Items from an interface collection
════════════════════
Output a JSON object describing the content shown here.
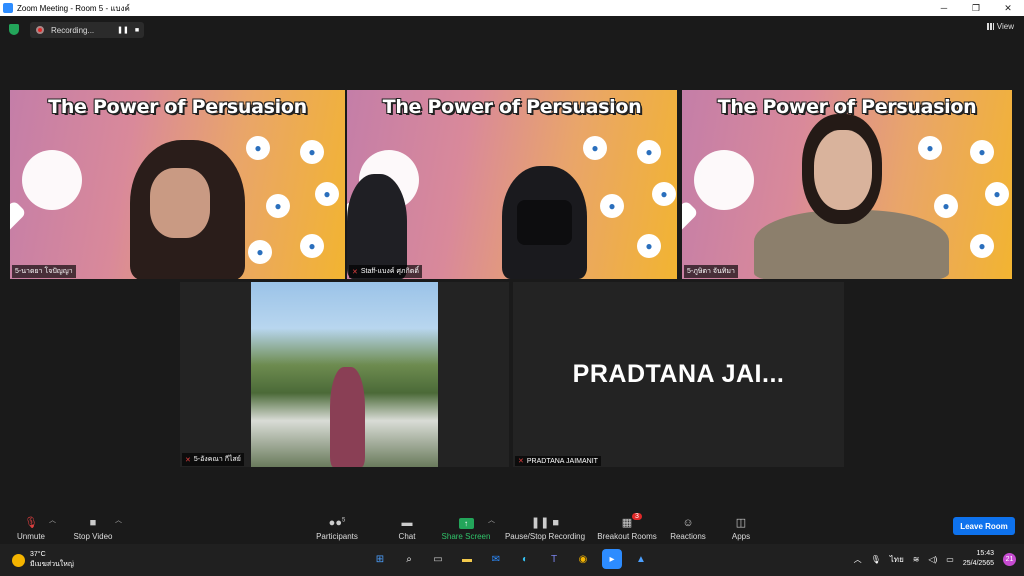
{
  "window": {
    "title": "Zoom Meeting - Room 5 - แบงค์"
  },
  "window_controls": {
    "minimize": "─",
    "restore": "❐",
    "close": "✕"
  },
  "recording": {
    "label": "Recording...",
    "pause": "❚❚",
    "stop": "■"
  },
  "view": {
    "label": "View"
  },
  "slide": {
    "title": "The Power of Persuasion"
  },
  "participants": [
    {
      "name": "5-นาดยา โจปัญญา",
      "muted": false,
      "speaking": true
    },
    {
      "name": "Staff-แบงค์ ศุภกิตติ์",
      "muted": true,
      "speaking": false
    },
    {
      "name": "5-ภูษิตา จันทิมา",
      "muted": false,
      "speaking": false
    },
    {
      "name": "5-อังคณา กีไสย์",
      "muted": true,
      "speaking": false
    },
    {
      "name": "PRADTANA JAIMANIT",
      "muted": true,
      "speaking": false,
      "display_text": "PRADTANA  JAI..."
    }
  ],
  "toolbar": {
    "unmute": "Unmute",
    "stop_video": "Stop Video",
    "participants": "Participants",
    "participants_count": "5",
    "chat": "Chat",
    "share_screen": "Share Screen",
    "pause_stop_recording": "Pause/Stop Recording",
    "breakout_rooms": "Breakout Rooms",
    "breakout_badge": "3",
    "reactions": "Reactions",
    "apps": "Apps",
    "leave_room": "Leave Room"
  },
  "taskbar": {
    "temperature": "37°C",
    "weather": "มีเมฆส่วนใหญ่",
    "language": "ไทย",
    "time": "15:43",
    "date": "25/4/2565",
    "notifications": "21"
  },
  "colors": {
    "speaker_border": "#f0e43c",
    "leave_button": "#0e72ed",
    "share_green": "#23a55a",
    "record_red": "#e02828"
  }
}
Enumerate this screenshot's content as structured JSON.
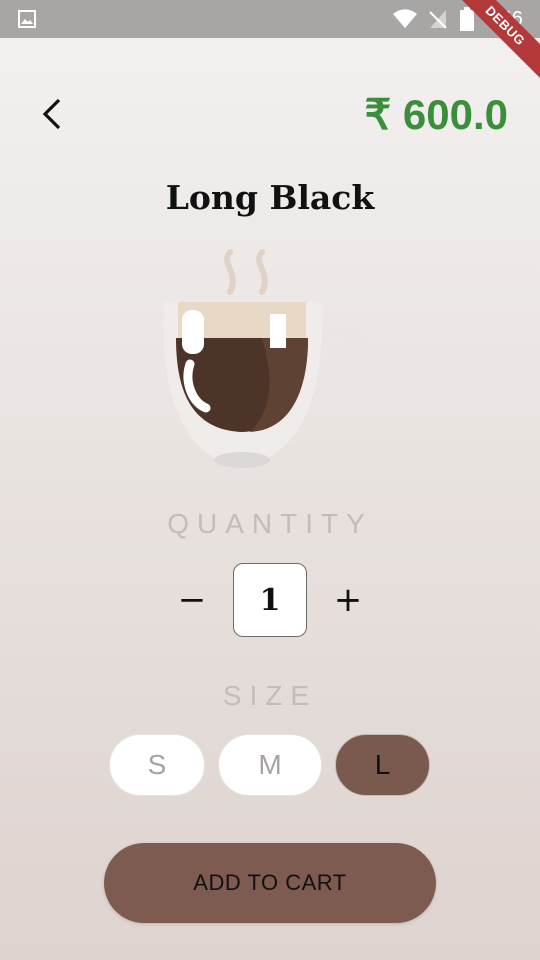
{
  "status_bar": {
    "time": "4:46",
    "icons": [
      "photo-icon",
      "wifi-icon",
      "no-signal-icon",
      "battery-icon"
    ]
  },
  "debug_banner": "DEBUG",
  "header": {
    "back_icon": "chevron-left-icon",
    "price": "₹ 600.0"
  },
  "product": {
    "name": "Long Black",
    "image": "coffee-cup-icon"
  },
  "quantity": {
    "label": "QUANTITY",
    "decrement": "−",
    "value": "1",
    "increment": "+"
  },
  "size": {
    "label": "SIZE",
    "options": [
      "S",
      "M",
      "L"
    ],
    "selected": "L"
  },
  "cart_button": {
    "label": "ADD TO CART"
  },
  "colors": {
    "price": "#3a8f3a",
    "accent_brown": "#7e5b50",
    "label_gray": "#c3bcba",
    "status_bar": "#a8a6a5",
    "debug_banner": "#b23a3a"
  }
}
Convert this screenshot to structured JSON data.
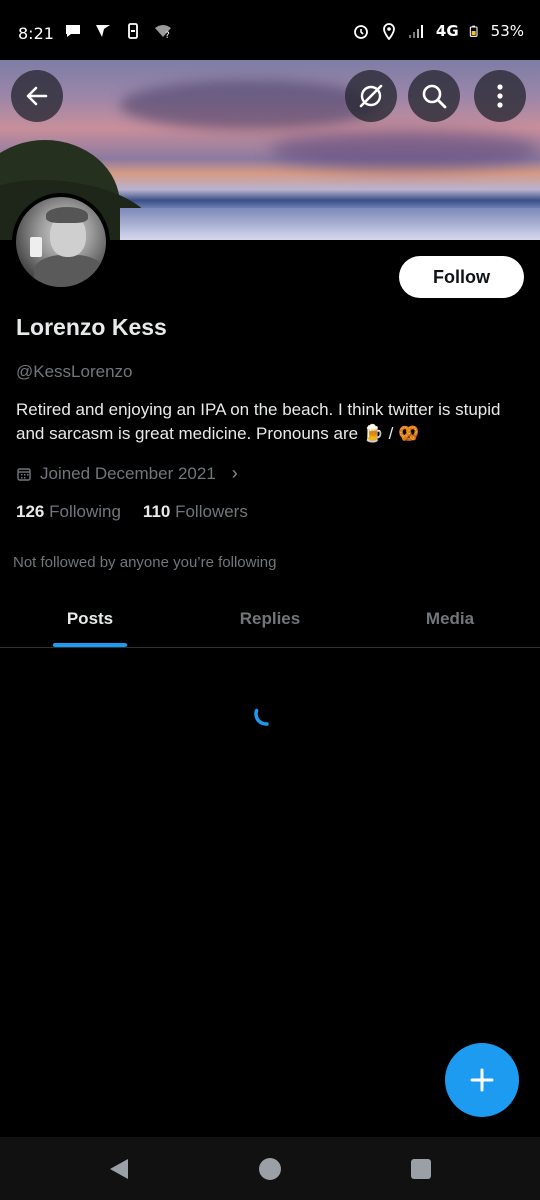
{
  "status_bar": {
    "time": "8:21",
    "network": "4G",
    "battery": "53%",
    "left_icons": [
      "chat-bubble-icon",
      "vpn-icon",
      "phone-icon",
      "wifi-question-icon"
    ],
    "right_icons": [
      "alarm-icon",
      "location-icon",
      "signal-icon",
      "battery-icon"
    ]
  },
  "header": {
    "icons": [
      "back-arrow-icon",
      "grok-icon",
      "search-icon",
      "more-vertical-icon"
    ]
  },
  "profile": {
    "display_name": "Lorenzo Kess",
    "handle": "@KessLorenzo",
    "bio": "Retired and enjoying an IPA on the beach. I think twitter is stupid and sarcasm is great medicine. Pronouns are 🍺 / 🥨",
    "joined": "Joined December 2021",
    "following_count": "126",
    "following_label": "Following",
    "followers_count": "110",
    "followers_label": "Followers",
    "not_followed_note": "Not followed by anyone you’re following",
    "follow_button": "Follow"
  },
  "tabs": [
    {
      "label": "Posts",
      "active": true
    },
    {
      "label": "Replies",
      "active": false
    },
    {
      "label": "Media",
      "active": false
    }
  ],
  "colors": {
    "accent": "#1d9bf0",
    "background": "#000000",
    "secondary_text": "#71767b",
    "primary_text": "#e7e9ea"
  },
  "fab": {
    "icon": "plus-icon"
  },
  "nav_bar": {
    "icons": [
      "nav-back-icon",
      "nav-home-icon",
      "nav-recents-icon"
    ]
  }
}
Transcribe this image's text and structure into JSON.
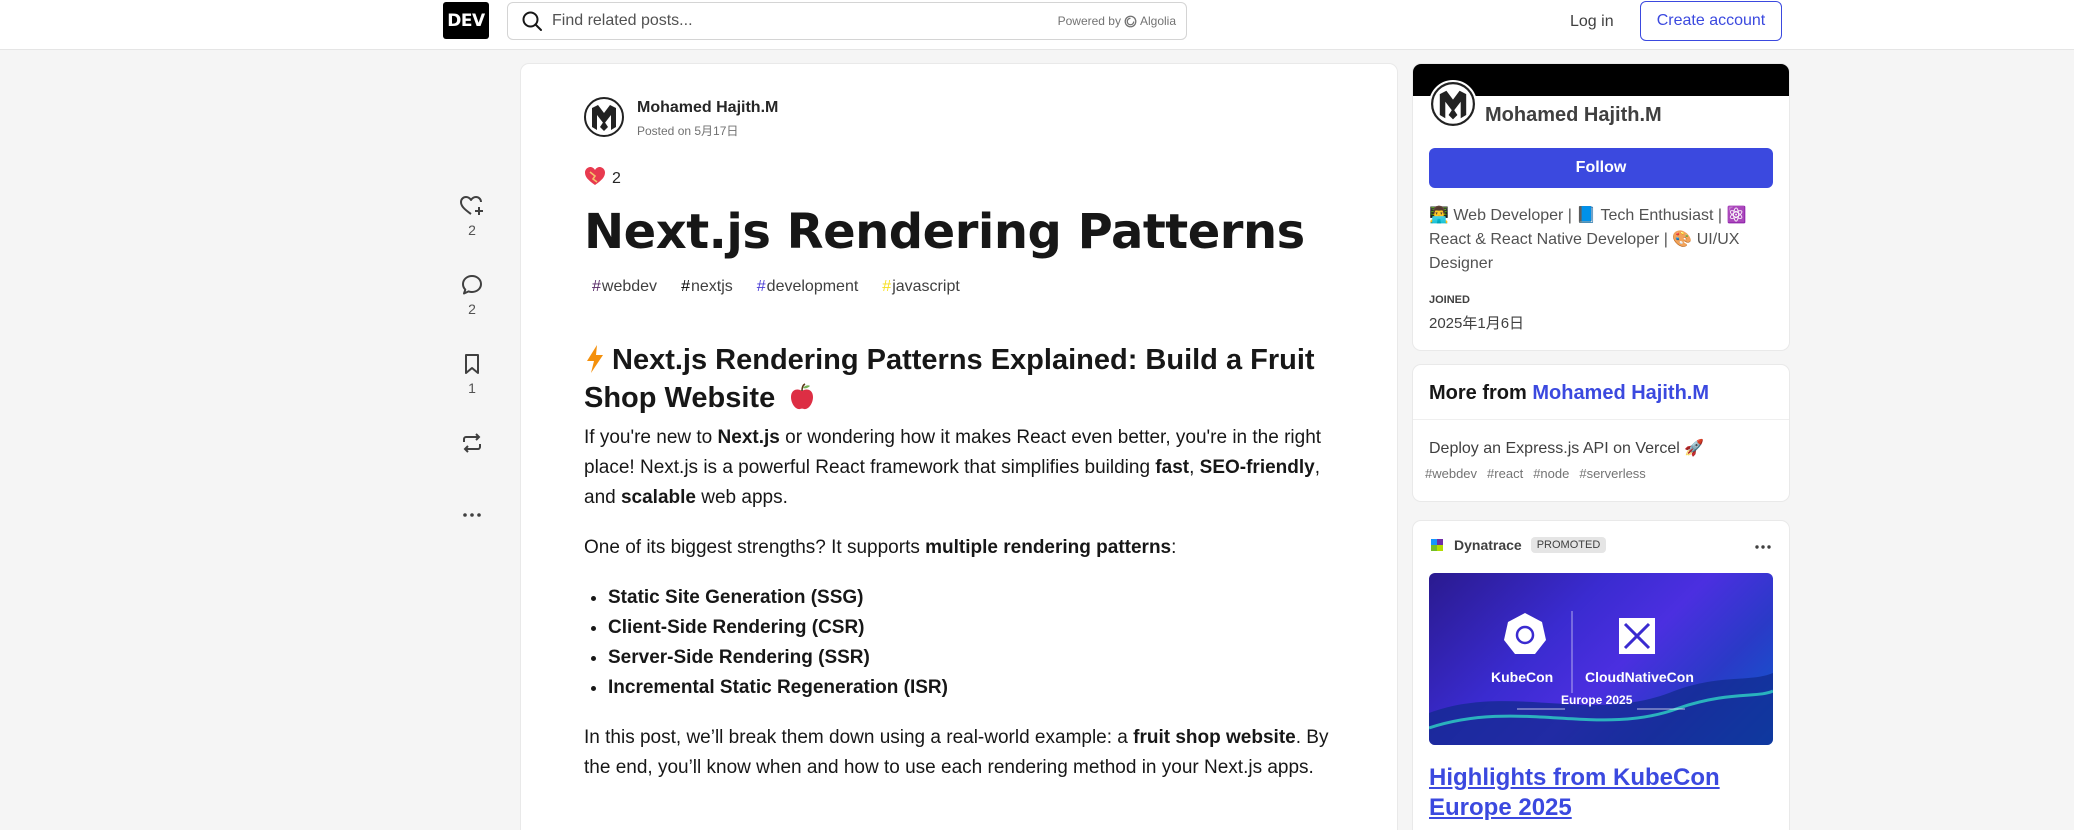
{
  "header": {
    "logo": "DEV",
    "search_placeholder": "Find related posts...",
    "powered_by": "Powered by",
    "algolia": "Algolia",
    "login": "Log in",
    "create_account": "Create account"
  },
  "reactions": {
    "likes": "2",
    "comments": "2",
    "bookmarks": "1"
  },
  "article": {
    "author": "Mohamed Hajith.M",
    "posted": "Posted on 5月17日",
    "reaction_emoji": "❤️",
    "reaction_count": "2",
    "title": "Next.js Rendering Patterns",
    "tags": [
      {
        "name": "webdev",
        "color": "#562765"
      },
      {
        "name": "nextjs",
        "color": "#000000"
      },
      {
        "name": "development",
        "color": "#4a3dd6"
      },
      {
        "name": "javascript",
        "color": "#f7df1e"
      }
    ],
    "heading": "⚡ Next.js Rendering Patterns Explained: Build a Fruit Shop Website 🍎",
    "heading_icon": "lightning-bolt",
    "heading_text": "Next.js Rendering Patterns Explained: Build a Fruit Shop Website",
    "heading_emoji": "🍎",
    "p1_a": "If you're new to ",
    "p1_b": "Next.js",
    "p1_c": " or wondering how it makes React even better, you're in the right place! Next.js is a powerful React framework that simplifies building ",
    "p1_d": "fast",
    "p1_e": ", ",
    "p1_f": "SEO-friendly",
    "p1_g": ", and ",
    "p1_h": "scalable",
    "p1_i": " web apps.",
    "p2_a": "One of its biggest strengths? It supports ",
    "p2_b": "multiple rendering patterns",
    "p2_c": ":",
    "list": [
      "Static Site Generation (SSG)",
      "Client-Side Rendering (CSR)",
      "Server-Side Rendering (SSR)",
      "Incremental Static Regeneration (ISR)"
    ],
    "p3_a": "In this post, we’ll break them down using a real-world example: a ",
    "p3_b": "fruit shop website",
    "p3_c": ". By the end, you’ll know when and how to use each rendering method in your Next.js apps."
  },
  "profile": {
    "name": "Mohamed Hajith.M",
    "follow": "Follow",
    "bio": "👨‍💻 Web Developer | 📘 Tech Enthusiast | ⚛️ React & React Native Developer | 🎨 UI/UX Designer",
    "joined_label": "Joined",
    "joined_value": "2025年1月6日"
  },
  "more_from": {
    "label": "More from ",
    "author": "Mohamed Hajith.M",
    "post_title": "Deploy an Express.js API on Vercel 🚀",
    "tags": [
      "#webdev",
      "#react",
      "#node",
      "#serverless"
    ]
  },
  "promo": {
    "brand": "Dynatrace",
    "badge": "PROMOTED",
    "banner_left": "KubeCon",
    "banner_right": "CloudNativeCon",
    "banner_sub": "Europe 2025",
    "title": "Highlights from KubeCon Europe 2025"
  },
  "colors": {
    "accent": "#3b49df",
    "background": "#f5f5f5"
  }
}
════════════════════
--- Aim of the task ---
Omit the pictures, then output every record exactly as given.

--- Result of the task ---
Output a JSON object describing the content shown here.
{
  "window": {
    "title": "Zoom Meeting - Room 5 - แบงค์"
  },
  "window_controls": {
    "minimize": "─",
    "restore": "❐",
    "close": "✕"
  },
  "recording": {
    "label": "Recording...",
    "pause": "❚❚",
    "stop": "■"
  },
  "view": {
    "label": "View"
  },
  "slide": {
    "title": "The Power of Persuasion"
  },
  "participants": [
    {
      "name": "5-นาดยา โจปัญญา",
      "muted": false,
      "speaking": true
    },
    {
      "name": "Staff-แบงค์ ศุภกิตติ์",
      "muted": true,
      "speaking": false
    },
    {
      "name": "5-ภูษิตา จันทิมา",
      "muted": false,
      "speaking": false
    },
    {
      "name": "5-อังคณา กีไสย์",
      "muted": true,
      "speaking": false
    },
    {
      "name": "PRADTANA JAIMANIT",
      "muted": true,
      "speaking": false,
      "display_text": "PRADTANA  JAI..."
    }
  ],
  "toolbar": {
    "unmute": "Unmute",
    "stop_video": "Stop Video",
    "participants": "Participants",
    "participants_count": "5",
    "chat": "Chat",
    "share_screen": "Share Screen",
    "pause_stop_recording": "Pause/Stop Recording",
    "breakout_rooms": "Breakout Rooms",
    "breakout_badge": "3",
    "reactions": "Reactions",
    "apps": "Apps",
    "leave_room": "Leave Room"
  },
  "taskbar": {
    "temperature": "37°C",
    "weather": "มีเมฆส่วนใหญ่",
    "language": "ไทย",
    "time": "15:43",
    "date": "25/4/2565",
    "notifications": "21"
  },
  "colors": {
    "speaker_border": "#f0e43c",
    "leave_button": "#0e72ed",
    "share_green": "#23a55a",
    "record_red": "#e02828"
  }
}
Enumerate this screenshot's content as structured JSON.
{
  "status_bar": {
    "time": "4:46",
    "icons": [
      "photo-icon",
      "wifi-icon",
      "no-signal-icon",
      "battery-icon"
    ]
  },
  "debug_banner": "DEBUG",
  "header": {
    "back_icon": "chevron-left-icon",
    "price": "₹ 600.0"
  },
  "product": {
    "name": "Long Black",
    "image": "coffee-cup-icon"
  },
  "quantity": {
    "label": "QUANTITY",
    "decrement": "−",
    "value": "1",
    "increment": "+"
  },
  "size": {
    "label": "SIZE",
    "options": [
      "S",
      "M",
      "L"
    ],
    "selected": "L"
  },
  "cart_button": {
    "label": "ADD TO CART"
  },
  "colors": {
    "price": "#3a8f3a",
    "accent_brown": "#7e5b50",
    "label_gray": "#c3bcba",
    "status_bar": "#a8a6a5",
    "debug_banner": "#b23a3a"
  }
}
Convert this screenshot to structured JSON data.
{
  "status_bar": {
    "time": "8:21",
    "network": "4G",
    "battery": "53%",
    "left_icons": [
      "chat-bubble-icon",
      "vpn-icon",
      "phone-icon",
      "wifi-question-icon"
    ],
    "right_icons": [
      "alarm-icon",
      "location-icon",
      "signal-icon",
      "battery-icon"
    ]
  },
  "header": {
    "icons": [
      "back-arrow-icon",
      "grok-icon",
      "search-icon",
      "more-vertical-icon"
    ]
  },
  "profile": {
    "display_name": "Lorenzo Kess",
    "handle": "@KessLorenzo",
    "bio": "Retired and enjoying an IPA on the beach. I think twitter is stupid and sarcasm is great medicine. Pronouns are 🍺 / 🥨",
    "joined": "Joined December 2021",
    "following_count": "126",
    "following_label": "Following",
    "followers_count": "110",
    "followers_label": "Followers",
    "not_followed_note": "Not followed by anyone you’re following",
    "follow_button": "Follow"
  },
  "tabs": [
    {
      "label": "Posts",
      "active": true
    },
    {
      "label": "Replies",
      "active": false
    },
    {
      "label": "Media",
      "active": false
    }
  ],
  "colors": {
    "accent": "#1d9bf0",
    "background": "#000000",
    "secondary_text": "#71767b",
    "primary_text": "#e7e9ea"
  },
  "fab": {
    "icon": "plus-icon"
  },
  "nav_bar": {
    "icons": [
      "nav-back-icon",
      "nav-home-icon",
      "nav-recents-icon"
    ]
  }
}
Transcribe this image's text and structure into JSON.
{
  "header": {
    "logo": "DEV",
    "search_placeholder": "Find related posts...",
    "powered_by": "Powered by",
    "algolia": "Algolia",
    "login": "Log in",
    "create_account": "Create account"
  },
  "reactions": {
    "likes": "2",
    "comments": "2",
    "bookmarks": "1"
  },
  "article": {
    "author": "Mohamed Hajith.M",
    "posted": "Posted on 5月17日",
    "reaction_emoji": "❤️",
    "reaction_count": "2",
    "title": "Next.js Rendering Patterns",
    "tags": [
      {
        "name": "webdev",
        "color": "#562765"
      },
      {
        "name": "nextjs",
        "color": "#000000"
      },
      {
        "name": "development",
        "color": "#4a3dd6"
      },
      {
        "name": "javascript",
        "color": "#f7df1e"
      }
    ],
    "heading": "⚡ Next.js Rendering Patterns Explained: Build a Fruit Shop Website 🍎",
    "heading_icon": "lightning-bolt",
    "heading_text": "Next.js Rendering Patterns Explained: Build a Fruit Shop Website",
    "heading_emoji": "🍎",
    "p1_a": "If you're new to ",
    "p1_b": "Next.js",
    "p1_c": " or wondering how it makes React even better, you're in the right place! Next.js is a powerful React framework that simplifies building ",
    "p1_d": "fast",
    "p1_e": ", ",
    "p1_f": "SEO-friendly",
    "p1_g": ", and ",
    "p1_h": "scalable",
    "p1_i": " web apps.",
    "p2_a": "One of its biggest strengths? It supports ",
    "p2_b": "multiple rendering patterns",
    "p2_c": ":",
    "list": [
      "Static Site Generation (SSG)",
      "Client-Side Rendering (CSR)",
      "Server-Side Rendering (SSR)",
      "Incremental Static Regeneration (ISR)"
    ],
    "p3_a": "In this post, we’ll break them down using a real-world example: a ",
    "p3_b": "fruit shop website",
    "p3_c": ". By the end, you’ll know when and how to use each rendering method in your Next.js apps."
  },
  "profile": {
    "name": "Mohamed Hajith.M",
    "follow": "Follow",
    "bio": "👨‍💻 Web Developer | 📘 Tech Enthusiast | ⚛️ React & React Native Developer | 🎨 UI/UX Designer",
    "joined_label": "Joined",
    "joined_value": "2025年1月6日"
  },
  "more_from": {
    "label": "More from ",
    "author": "Mohamed Hajith.M",
    "post_title": "Deploy an Express.js API on Vercel 🚀",
    "tags": [
      "#webdev",
      "#react",
      "#node",
      "#serverless"
    ]
  },
  "promo": {
    "brand": "Dynatrace",
    "badge": "PROMOTED",
    "banner_left": "KubeCon",
    "banner_right": "CloudNativeCon",
    "banner_sub": "Europe 2025",
    "title": "Highlights from KubeCon Europe 2025"
  },
  "colors": {
    "accent": "#3b49df",
    "background": "#f5f5f5"
  }
}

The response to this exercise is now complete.